Digital communication buses offer many advantages, such as reduced wiring costs, less need for panel and cable tray space, and a lower incidence of wiring errors. They are generally less susceptible to electrical noise and grounding problems because of the nature of digital signals, the construction of the cables, and the fact that fewer cables need to be run together to carry the same or greater volume of information. Also, digital-toanalog and analog-to-digital conversions are eliminated. Systems are able to respond faster, and errors are minimized or eliminated. Detailed diagnostics messages are possible and can be remotely accessed. As a result of all the previous points, system support is easier, better, and faster.
A system employing one or more digital communication buses typically has a lower installed cost and is simpler to set up, maintain, and service. Detailed diagnostics and a lower probability of having to chase down elusive electrical noise, grounding, and cabling problems simplify supplier support.

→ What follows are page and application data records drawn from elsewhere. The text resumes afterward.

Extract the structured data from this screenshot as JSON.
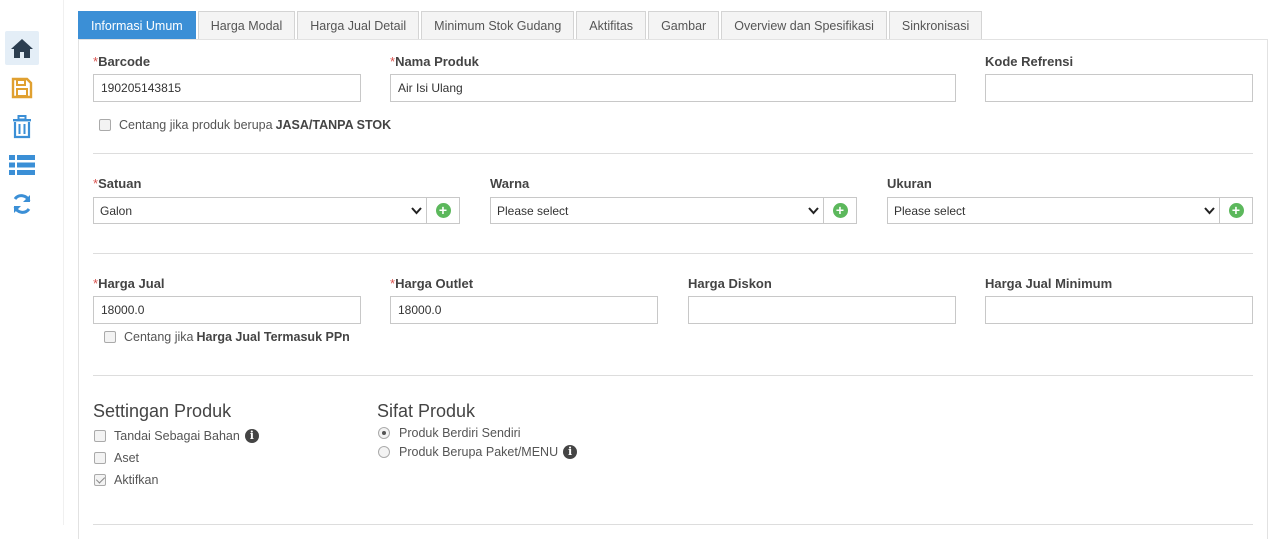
{
  "sidebar": {
    "items": [
      {
        "name": "home-icon",
        "color": "#2c3e50"
      },
      {
        "name": "save-icon",
        "color": "#e0a030"
      },
      {
        "name": "trash-icon",
        "color": "#3b8fd6"
      },
      {
        "name": "list-icon",
        "color": "#3b8fd6"
      },
      {
        "name": "refresh-icon",
        "color": "#3b8fd6"
      }
    ]
  },
  "tabs": [
    {
      "label": "Informasi Umum",
      "active": true
    },
    {
      "label": "Harga Modal"
    },
    {
      "label": "Harga Jual Detail"
    },
    {
      "label": "Minimum Stok Gudang"
    },
    {
      "label": "Aktifitas"
    },
    {
      "label": "Gambar"
    },
    {
      "label": "Overview dan Spesifikasi"
    },
    {
      "label": "Sinkronisasi"
    }
  ],
  "required_mark": "*",
  "fields": {
    "barcode": {
      "label": "Barcode",
      "value": "190205143815"
    },
    "nama_produk": {
      "label": "Nama Produk",
      "value": "Air Isi Ulang"
    },
    "kode_refrensi": {
      "label": "Kode Refrensi",
      "value": ""
    },
    "jasa_checkbox": {
      "prefix": "Centang jika produk berupa ",
      "bold": "JASA/TANPA STOK",
      "checked": false
    },
    "satuan": {
      "label": "Satuan",
      "value": "Galon"
    },
    "warna": {
      "label": "Warna",
      "value": "Please select"
    },
    "ukuran": {
      "label": "Ukuran",
      "value": "Please select"
    },
    "harga_jual": {
      "label": "Harga Jual",
      "value": "18000.0"
    },
    "harga_outlet": {
      "label": "Harga Outlet",
      "value": "18000.0"
    },
    "harga_diskon": {
      "label": "Harga Diskon",
      "value": ""
    },
    "harga_jual_minimum": {
      "label": "Harga Jual Minimum",
      "value": ""
    },
    "ppn_checkbox": {
      "prefix": "Centang jika ",
      "bold": "Harga Jual Termasuk PPn",
      "checked": false
    }
  },
  "settingan": {
    "title": "Settingan Produk",
    "items": [
      {
        "label": "Tandai Sebagai Bahan",
        "checked": false,
        "info": true
      },
      {
        "label": "Aset",
        "checked": false
      },
      {
        "label": "Aktifkan",
        "checked": true
      }
    ]
  },
  "sifat": {
    "title": "Sifat Produk",
    "options": [
      {
        "label": "Produk Berdiri Sendiri",
        "selected": true
      },
      {
        "label": "Produk Berupa Paket/MENU",
        "selected": false,
        "info": true
      }
    ]
  },
  "colors": {
    "accent": "#3b8fd6",
    "add_green": "#5cb85c",
    "required": "#d9534f"
  }
}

Given all the potential benefits of using digital communication buses, it seems to make sense to use them in every application. However, for all their advantages, digital communications buses are not for every situation. Simple systems such as indexing drives and single-axis positioning systems that operate from stored programs often are better off with a standard ±10-V interface. So are small systems where the initial equipment costs (typically higher for the digital system) outweigh the installed cost reductions and longerterm maintenance/service/support benefits.
In other cases, the user just may not be ready. This often overlooked point can create real problems. If a potential user has no interest in learning new concepts, does not plan to train support personnel, or simply expresses the desire to stay with what they know, it may be wiser to do exactly that.
Chris Radley is senior product line manager for electronics and software at Kollmorgen, Danaher Motion, Radford, Va.